### SOURCE MATERIAL:
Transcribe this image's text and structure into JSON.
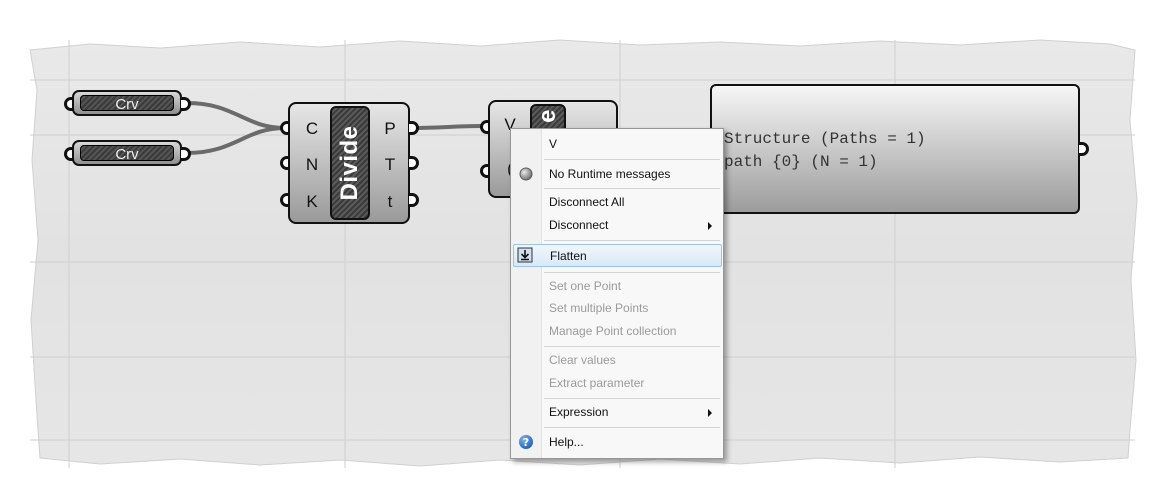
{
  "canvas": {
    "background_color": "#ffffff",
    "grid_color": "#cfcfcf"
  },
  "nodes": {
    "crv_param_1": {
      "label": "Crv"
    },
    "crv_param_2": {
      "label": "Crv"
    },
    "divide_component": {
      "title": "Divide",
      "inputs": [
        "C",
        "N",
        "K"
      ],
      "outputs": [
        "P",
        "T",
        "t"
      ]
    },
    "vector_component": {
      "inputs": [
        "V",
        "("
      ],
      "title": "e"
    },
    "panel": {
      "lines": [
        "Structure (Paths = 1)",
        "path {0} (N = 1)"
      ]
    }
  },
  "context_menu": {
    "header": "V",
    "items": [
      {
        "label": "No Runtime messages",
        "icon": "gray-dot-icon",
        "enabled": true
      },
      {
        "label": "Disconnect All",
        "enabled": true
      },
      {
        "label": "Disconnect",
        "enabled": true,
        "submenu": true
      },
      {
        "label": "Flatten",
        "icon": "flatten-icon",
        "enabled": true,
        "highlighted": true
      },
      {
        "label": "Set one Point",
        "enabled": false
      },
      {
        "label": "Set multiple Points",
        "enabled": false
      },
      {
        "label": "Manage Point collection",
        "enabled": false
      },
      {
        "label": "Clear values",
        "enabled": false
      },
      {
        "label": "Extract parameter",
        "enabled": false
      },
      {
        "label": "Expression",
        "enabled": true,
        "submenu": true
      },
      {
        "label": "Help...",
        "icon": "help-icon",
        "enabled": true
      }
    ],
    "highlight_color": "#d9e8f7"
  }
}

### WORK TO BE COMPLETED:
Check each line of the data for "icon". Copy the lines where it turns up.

### RESPONSE BELOW:
        "icon": "gray-dot-icon",
        "icon": "flatten-icon",
        "icon": "help-icon",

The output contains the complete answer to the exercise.